Sometimes it seems as if Hollywood green lights a remake for the sake of it. Other times, a redo has something truly special to offer. The latter is the case with The Gambler and the big reason to see this update of the 1974 classic starring James Caan is the one and only Mark Wahlberg.
Wahlberg is Jim Bennett, an English professor at an LA college whose passion in life is truly embodying the title of the movie. He finds high stakes gambling institutions across town (most of them underground) and wages ridiculous amounts of money. He may be the grandson of one of the 20 richest men in the world, but that money is not his, by a long shot.
The second standout in this solid gambling flick that works equally as well as a thriller is Jessica Lange. She is Wahlberg’s mother and controls the purse strings to his inheritance. She knows all too well about his addiction and refuses to participate, help out or lend a hand in any form. That is, until he loses money from the wrong people.
A third reason to have this remake arrives in the form of John Goodman. Goodman’s Frank is a big time gangster who for some strange reason takes a liking to Jim. He wants to help him, even if loaning him money is a high risk endeavor. Goodman kills it and, judging by how this Oscar race goes, could easily hear his name as a Best Supporting Actor nominee.
As you can tell from The Gambler trailer, this is Wahlberg’s show and like he has for years now, he delivers. But Jim is unlike any character Wahlberg has ever played prior. Sure, that charm is there and so too is his ability to make us laugh with his character’s ability to frame the obvious verbally. But, there is something truly deeper to his portrayal of Jim that may be one of Wahlberg’s best performances of his career.
Even though he keeps making the wrong decisions and heading to places and into relationships that he shouldn’t, the audience still pulls for Jim. That speaks volumes about Wahlberg and his ability to bring this character to life and give it a heart that we want to see keep beating, even as dozens line up who seek to see it stop.
Director Rupert Wyatt (see his latest work and watch Rise of the Planet of the Apes online) has helmed The Gambler with an even hand -- from his scene set-up choices to how he utilizes music and shot framing.
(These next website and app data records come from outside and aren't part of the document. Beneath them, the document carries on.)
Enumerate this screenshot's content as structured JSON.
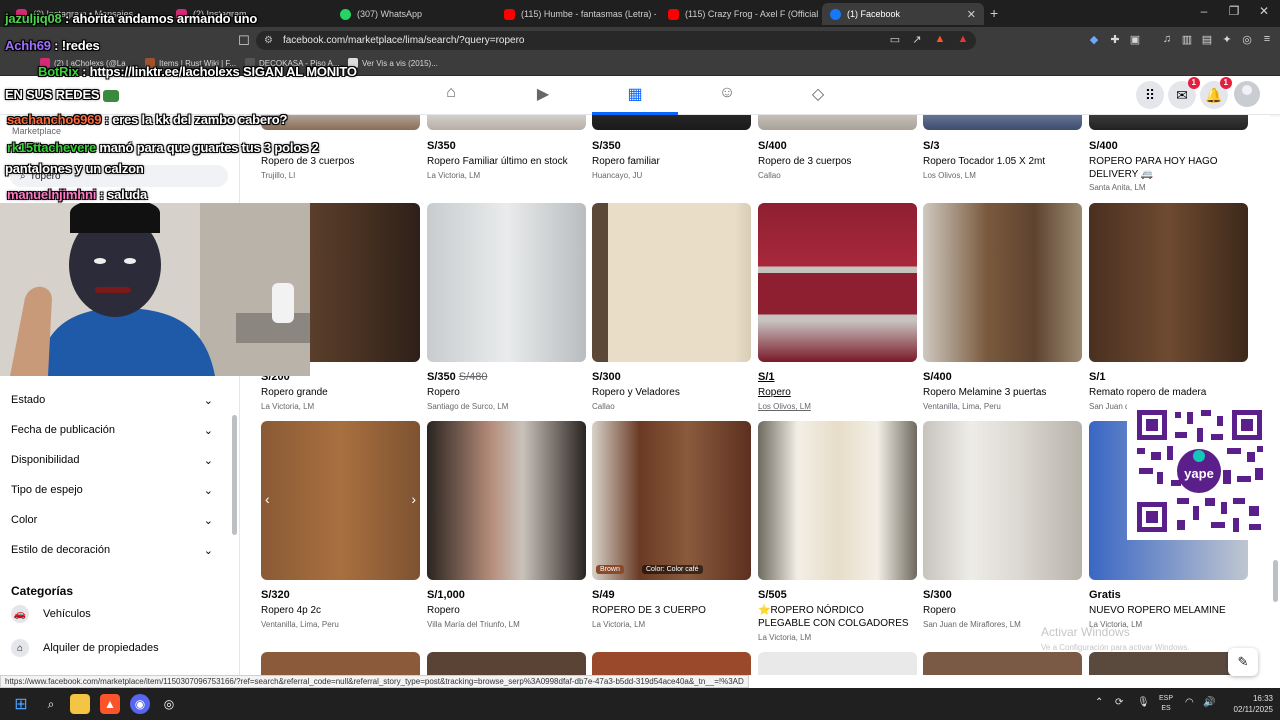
{
  "browser": {
    "tabs": [
      {
        "label": "(2) Instagram • Mensajes",
        "color": "#d62976"
      },
      {
        "label": "(2) Instagram",
        "color": "#d62976"
      },
      {
        "label": "(307) WhatsApp",
        "color": "#25d366"
      },
      {
        "label": "(115) Humbe - fantasmas (Letra) - Yo",
        "color": "#ff0000"
      },
      {
        "label": "(115) Crazy Frog - Axel F (Official Vid",
        "color": "#ff0000"
      },
      {
        "label": "(1) Facebook",
        "color": "#1877f2",
        "active": true
      }
    ],
    "url": "facebook.com/marketplace/lima/search/?query=ropero",
    "bookmarks": [
      {
        "label": "(2) LaCholexs (@La..."
      },
      {
        "label": "Items | Rust Wiki | F..."
      },
      {
        "label": "DECOKASA - Piso A..."
      },
      {
        "label": "Ver Vis a vis (2015)..."
      }
    ]
  },
  "facebook": {
    "nav_icons": [
      "home-icon",
      "video-icon",
      "marketplace-icon",
      "groups-icon",
      "gaming-icon"
    ],
    "header_buttons": [
      {
        "name": "menu-grid",
        "badge": ""
      },
      {
        "name": "messenger",
        "badge": "1"
      },
      {
        "name": "notifications",
        "badge": "1"
      }
    ],
    "accent": "#0866ff"
  },
  "sidebar": {
    "marketplace_label": "Marketplace",
    "search_value": "ropero",
    "filters": [
      "Estado",
      "Fecha de publicación",
      "Disponibilidad",
      "Tipo de espejo",
      "Color",
      "Estilo de decoración"
    ],
    "categories_heading": "Categorías",
    "categories": [
      {
        "label": "Vehículos",
        "icon": "car-icon"
      },
      {
        "label": "Alquiler de propiedades",
        "icon": "house-icon"
      }
    ]
  },
  "listings_rows": [
    [
      {
        "price": "",
        "title": "Ropero de 3 cuerpos",
        "location": "Trujillo, LI"
      },
      {
        "price": "S/350",
        "title": "Ropero Familiar último en stock",
        "location": "La Victoria, LM"
      },
      {
        "price": "S/350",
        "title": "Ropero familiar",
        "location": "Huancayo, JU"
      },
      {
        "price": "S/400",
        "title": "Ropero de 3 cuerpos",
        "location": "Callao"
      },
      {
        "price": "S/3",
        "title": "Ropero Tocador 1.05 X 2mt",
        "location": "Los Olivos, LM"
      },
      {
        "price": "S/400",
        "title": "ROPERO PARA HOY HAGO DELIVERY 🚐",
        "location": "Santa Anita, LM"
      }
    ],
    [
      {
        "price": "S/200",
        "title": "Ropero grande",
        "location": "La Victoria, LM"
      },
      {
        "price": "S/350",
        "old_price": "S/480",
        "title": "Ropero",
        "location": "Santiago de Surco, LM"
      },
      {
        "price": "S/300",
        "title": "Ropero y Veladores",
        "location": "Callao"
      },
      {
        "price": "S/1",
        "title": "Ropero",
        "location": "Los Olivos, LM",
        "hovered": true
      },
      {
        "price": "S/400",
        "title": "Ropero Melamine 3 puertas",
        "location": "Ventanilla, Lima, Peru"
      },
      {
        "price": "S/1",
        "title": "Remato ropero de madera",
        "location": "San Juan d"
      }
    ],
    [
      {
        "price": "S/320",
        "title": "Ropero 4p 2c",
        "location": "Ventanilla, Lima, Peru"
      },
      {
        "price": "S/1,000",
        "title": "Ropero",
        "location": "Villa María del Triunfo, LM"
      },
      {
        "price": "S/49",
        "title": "ROPERO DE 3 CUERPO",
        "location": "La Victoria, LM",
        "chips": [
          "Brown",
          "Color: Color café"
        ]
      },
      {
        "price": "S/505",
        "title": "⭐ROPERO NÓRDICO PLEGABLE CON COLGADORES",
        "location": "La Victoria, LM"
      },
      {
        "price": "S/300",
        "title": "Ropero",
        "location": "San Juan de Miraflores, LM"
      },
      {
        "price": "Gratis",
        "title": "NUEVO ROPERO MELAMINE",
        "location": "La Victoria, LM"
      }
    ]
  ],
  "windows_watermark": {
    "title": "Activar Windows",
    "subtitle": "Ve a Configuración para activar Windows."
  },
  "status_url": "https://www.facebook.com/marketplace/item/1150307096753166/?ref=search&referral_code=null&referral_story_type=post&tracking=browse_serp%3A0998dfaf-db7e-47a3-b5dd-319d54ace40a&_tn__=!%3AD",
  "taskbar": {
    "lang": "ESP",
    "lang_sub": "ES",
    "time": "16:33",
    "date": "02/11/2025"
  },
  "overlay": {
    "chat": [
      {
        "user": "jazuljiq08",
        "sep": " : ",
        "message": "ahorita andamos armando uno",
        "color": "#4dd34d"
      },
      {
        "user": "Achh69",
        "sep": " : ",
        "message": "!redes",
        "color": "#a070ff"
      },
      {
        "user": "BotRix",
        "sep": " : ",
        "message": "https://linktr.ee/lacholexs SIGAN AL MONITO",
        "color": "#3ad13a"
      },
      {
        "user": "EN SUS REDES",
        "sep": "",
        "message": "",
        "color": "#ffffff"
      },
      {
        "user": "sachancho6969",
        "sep": " : ",
        "message": "eres la kk del zambo cabero?",
        "color": "#ff6b3d"
      },
      {
        "user": "rk15ttachevere",
        "sep": " ",
        "message": "manó para que guartes tus 3 polos 2",
        "color": "#3ad13a"
      },
      {
        "user": "",
        "sep": "",
        "message": "pantalones y un calzon",
        "color": "#ffffff"
      },
      {
        "user": "manuelnjimhni",
        "sep": " : ",
        "message": "saluda",
        "color": "#ff7ac6"
      }
    ],
    "qr_caption": "yape"
  }
}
But the greatest gift that Wyatt has done with the remake of The Gambler is how he captures the actual gambling.
Nothing creates cinematic tension like watching a character that has everything to lose, literally put everything on the line. We know, especially if filmmakers and actors have done their job, the human cost of what is at stake. Watching a card handed from dealer to player in the game of blackjack -- that can result in riches or certain harm or death -- is pulse pounding. The way that Wyatt sets up, shoots and Wahlberg delivers in those milliseconds of life-changing risk is nothing short of stunning. It’s hard to think of mere seconds creating that kind of tension in any other form.
Our The Gambler review finds that this is the rare remake that is not only worthy of its predecessor, but also adds something more to it. That is all we ask of an endeavor like this. Hollywood should learn from The Gambler remake as it continues its love affair with bringing to life stories we have already seen.